"I just want to let everyone know that we tried to do the right thing for Jamiel," said Jamiel Shaw Senior.
The 17-year-old athlete was shot to death Mar. 2 on the sidewalk just a few doors from his Arlington Heights home.
Nineteen-year-old Pedro Espinoza was arrested Friday and appeared in court Tuesday for arraignment, but it was postponed until March 25 at his request while a public defender is assigned to him. Espinoza is a "documented member" of the 18th Street gang.
The charge includes the special circumstance allegation that the defendant was "an active participant in a criminal street gang and the murder was carried out to further the activities of the criminal street gang."

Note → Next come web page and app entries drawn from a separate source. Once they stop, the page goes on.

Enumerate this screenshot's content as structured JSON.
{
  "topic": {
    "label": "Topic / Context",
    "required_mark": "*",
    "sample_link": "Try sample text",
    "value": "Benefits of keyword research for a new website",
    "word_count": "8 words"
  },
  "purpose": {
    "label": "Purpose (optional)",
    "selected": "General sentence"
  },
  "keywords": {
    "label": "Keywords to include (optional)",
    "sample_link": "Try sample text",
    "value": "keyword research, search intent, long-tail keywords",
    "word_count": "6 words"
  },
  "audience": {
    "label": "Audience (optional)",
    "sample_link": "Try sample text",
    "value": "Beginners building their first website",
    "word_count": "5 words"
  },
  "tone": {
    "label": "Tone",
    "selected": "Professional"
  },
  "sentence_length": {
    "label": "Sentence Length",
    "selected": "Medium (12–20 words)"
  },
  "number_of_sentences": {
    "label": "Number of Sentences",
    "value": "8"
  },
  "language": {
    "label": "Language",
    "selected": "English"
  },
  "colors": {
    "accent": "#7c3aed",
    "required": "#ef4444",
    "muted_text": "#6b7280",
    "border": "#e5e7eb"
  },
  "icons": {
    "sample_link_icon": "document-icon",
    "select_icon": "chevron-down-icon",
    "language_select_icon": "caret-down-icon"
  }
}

Prosecutors are expected to decide later whether to seek the death penalty against Espinoza, who was arrested last Friday by Los Angeles police.
The high school running back led his high school football team to a Southern League title and he was attracting scholarship attention from Stanford, Rutgers and other schools.

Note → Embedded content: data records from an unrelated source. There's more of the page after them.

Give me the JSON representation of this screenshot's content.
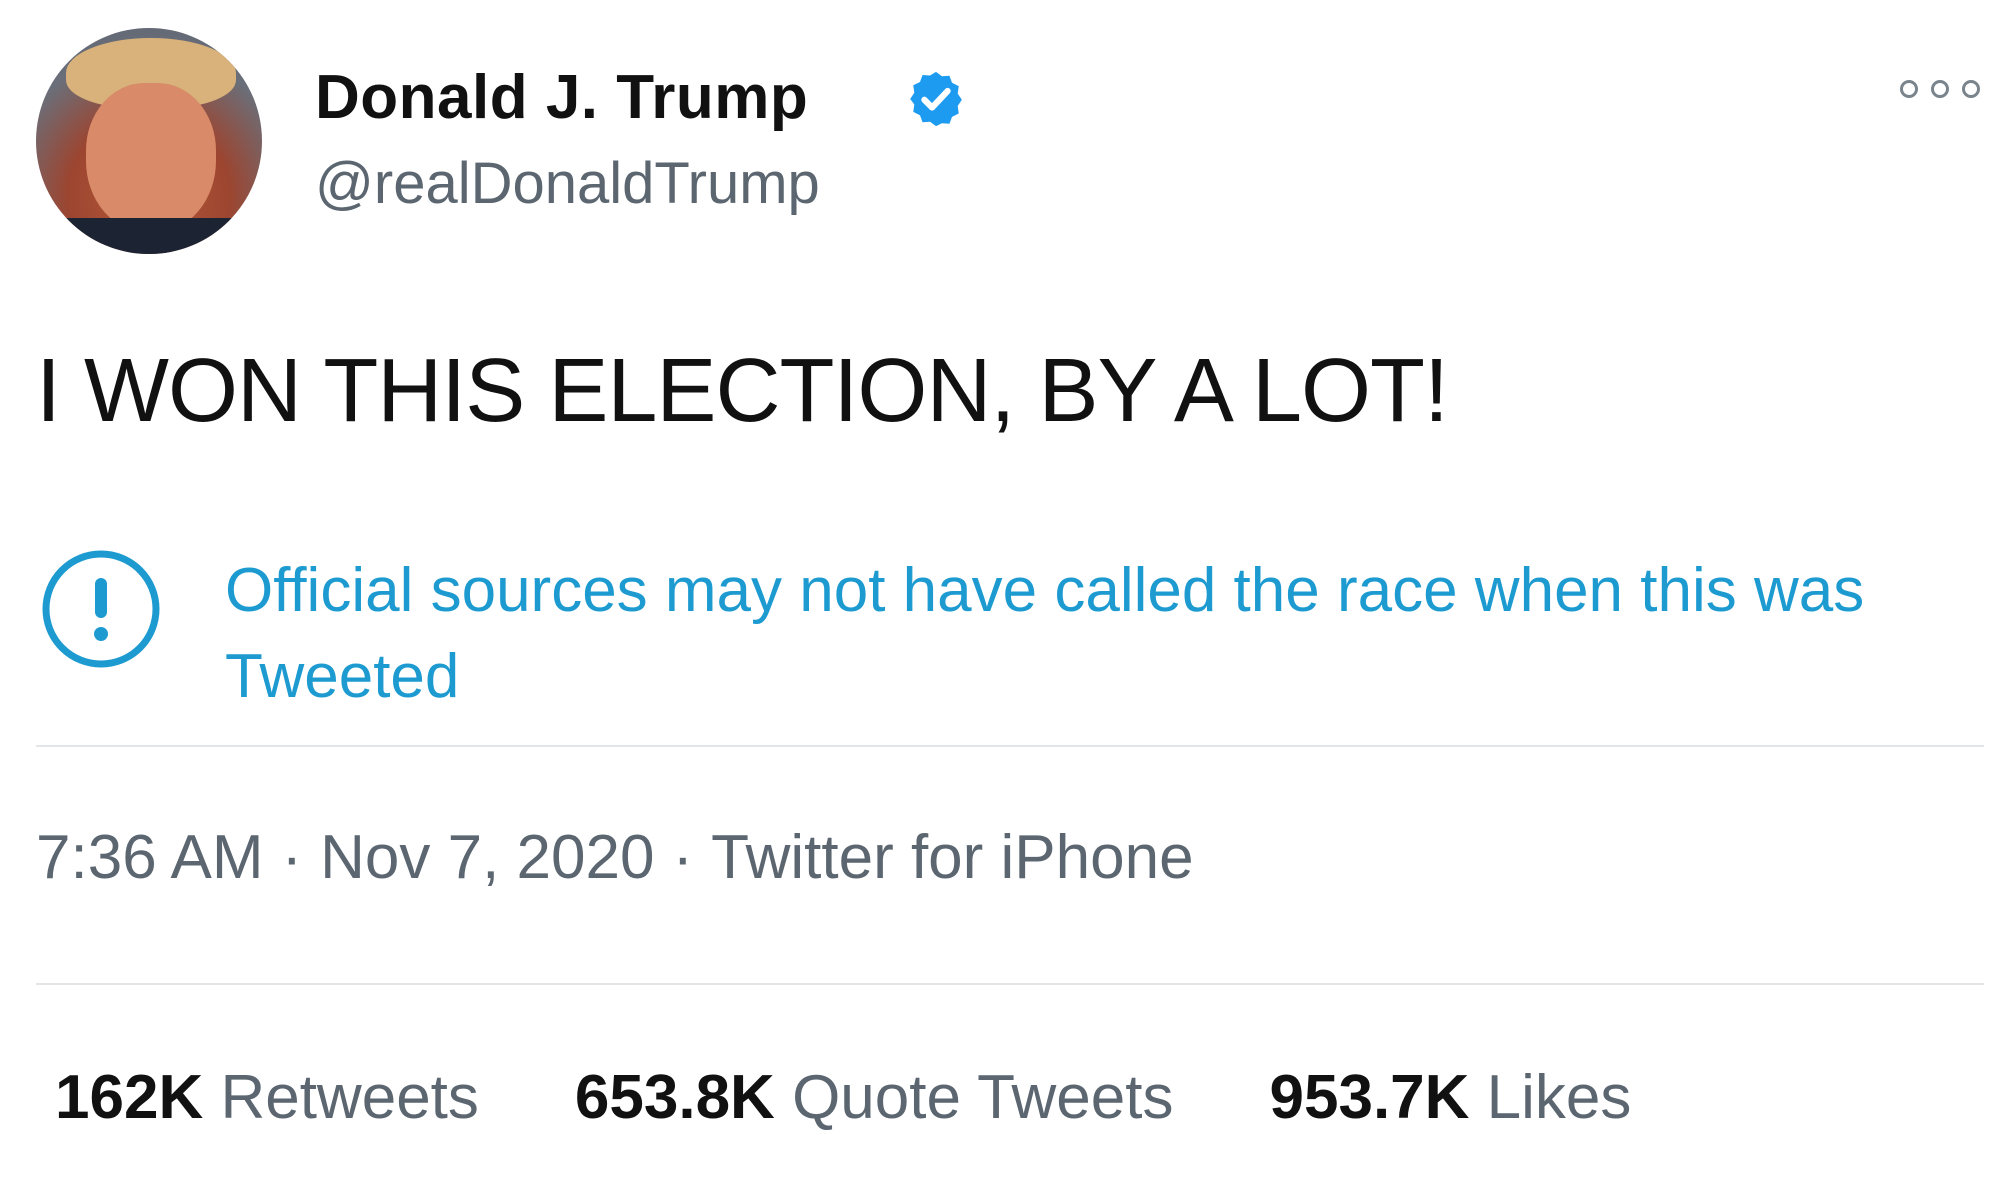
{
  "tweet": {
    "author": {
      "display_name": "Donald J. Trump",
      "handle": "@realDonaldTrump",
      "verified": true,
      "verified_icon": "verified-badge-icon",
      "avatar_icon": "profile-photo"
    },
    "more_icon": "more-options-icon",
    "text": "I WON THIS ELECTION, BY A LOT!",
    "notice": {
      "icon": "exclamation-circle-icon",
      "text": "Official sources may not have called the race when this was Tweeted"
    },
    "meta": {
      "time": "7:36 AM",
      "separator": "·",
      "date": "Nov 7, 2020",
      "source": "Twitter for iPhone"
    },
    "stats": {
      "retweets_count": "162K",
      "retweets_label": "Retweets",
      "quotes_count": "653.8K",
      "quotes_label": "Quote Tweets",
      "likes_count": "953.7K",
      "likes_label": "Likes"
    }
  },
  "colors": {
    "accent": "#1d9bd1",
    "verified": "#1d9bf0",
    "text_primary": "#111111",
    "text_secondary": "#5b6670",
    "divider": "#e3e6e8",
    "background": "#ffffff"
  }
}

Los Angeles High School football coach Hardy Williams said at the funeral service Tuesday that he never had a better player.
"He was our best player. He was our spirit and he was the soul of our football team. That is without the slightest bit of exaggeration," said Williams.

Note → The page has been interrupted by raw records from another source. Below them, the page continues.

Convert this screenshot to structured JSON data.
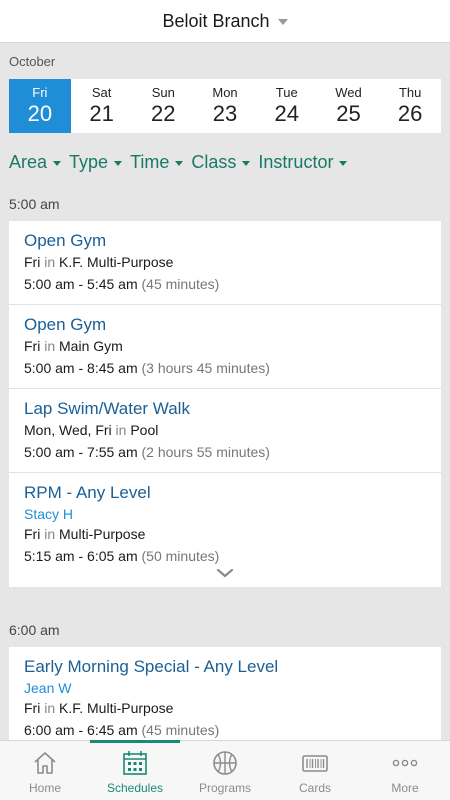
{
  "header": {
    "branch": "Beloit Branch"
  },
  "calendar": {
    "month": "October",
    "days": [
      {
        "name": "Fri",
        "num": "20",
        "active": true
      },
      {
        "name": "Sat",
        "num": "21"
      },
      {
        "name": "Sun",
        "num": "22"
      },
      {
        "name": "Mon",
        "num": "23"
      },
      {
        "name": "Tue",
        "num": "24"
      },
      {
        "name": "Wed",
        "num": "25"
      },
      {
        "name": "Thu",
        "num": "26"
      }
    ]
  },
  "filters": [
    "Area",
    "Type",
    "Time",
    "Class",
    "Instructor"
  ],
  "sections": [
    {
      "time": "5:00 am",
      "entries": [
        {
          "title": "Open Gym",
          "days": "Fri",
          "in": "in",
          "location": "K.F. Multi-Purpose",
          "range": "5:00 am - 5:45 am",
          "duration": "(45 minutes)"
        },
        {
          "title": "Open Gym",
          "days": "Fri",
          "in": "in",
          "location": "Main Gym",
          "range": "5:00 am - 8:45 am",
          "duration": "(3 hours 45 minutes)"
        },
        {
          "title": "Lap Swim/Water Walk",
          "days": "Mon, Wed, Fri",
          "in": "in",
          "location": "Pool",
          "range": "5:00 am - 7:55 am",
          "duration": "(2 hours 55 minutes)"
        },
        {
          "title": "RPM - Any Level",
          "instructor": "Stacy H",
          "days": "Fri",
          "in": "in",
          "location": "Multi-Purpose",
          "range": "5:15 am - 6:05 am",
          "duration": "(50 minutes)"
        }
      ]
    },
    {
      "time": "6:00 am",
      "entries": [
        {
          "title": "Early Morning Special - Any Level",
          "instructor": "Jean W",
          "days": "Fri",
          "in": "in",
          "location": "K.F. Multi-Purpose",
          "range": "6:00 am - 6:45 am",
          "duration": "(45 minutes)"
        }
      ]
    }
  ],
  "tabs": [
    {
      "label": "Home",
      "icon": "home-icon"
    },
    {
      "label": "Schedules",
      "icon": "calendar-icon",
      "active": true
    },
    {
      "label": "Programs",
      "icon": "basketball-icon"
    },
    {
      "label": "Cards",
      "icon": "barcode-card-icon"
    },
    {
      "label": "More",
      "icon": "more-dots-icon"
    }
  ],
  "colors": {
    "accent_blue": "#1f8ed6",
    "title_blue": "#1a5f96",
    "teal": "#187a66"
  }
}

Grammy Award singer James Ingram touched everyone with his voice at the ceremony.
Mayor Antonio Villaraigosa reminded everyone attending the service to honor Jamiel by helping stop the rising tide of gang violence.
"I think he would tell us that we have to offer more than words of remembrance. I think he would tell us to remember with our actions. He would tell us that the madness of gang and gun violence metastasizing in our streets absolutely has to stop," said Villaraigosa.
The Los Angeles Police Department held a news conference at 5:00 p.m. Tuesday.
Police Chief William Bratton said Espinoza had been released from jail in an assault case the day before Shaw's killing. The chief also said detectives were seeking a second suspect.
The victim and attacker belonged to different races, but Espinoza was not charged with a hate crime and Shaw's father has said he did not believe the attack was racially motivated.
"This incident here, we believe, was motivated solely by gang issues, not having anything to do with race," Bratton said.
Mourners remembered Jamiel Monday night at a public viewing.
"I just want to know why. He used to come over to my house for the 4th of July and we'd go to the Queen Mary and watch the fireworks," said Jamiel's uncle Dex Davis. "I don't think I can do this."
"He was such a beautiful boy. I mean, you couldn't ask for a perfect son. He was just like my own," said family friend Denise McMorris. "He was very, very nice. He was awesome."
"Now I see him at peace and I know he's in a better place, not having to deal with what we have to deal with every single day, so I know he's happy," said Jamiel's best friend Marcus.
Eyewitness News reporters Leo Stallworth and Lisa Hernandez contributed to this report.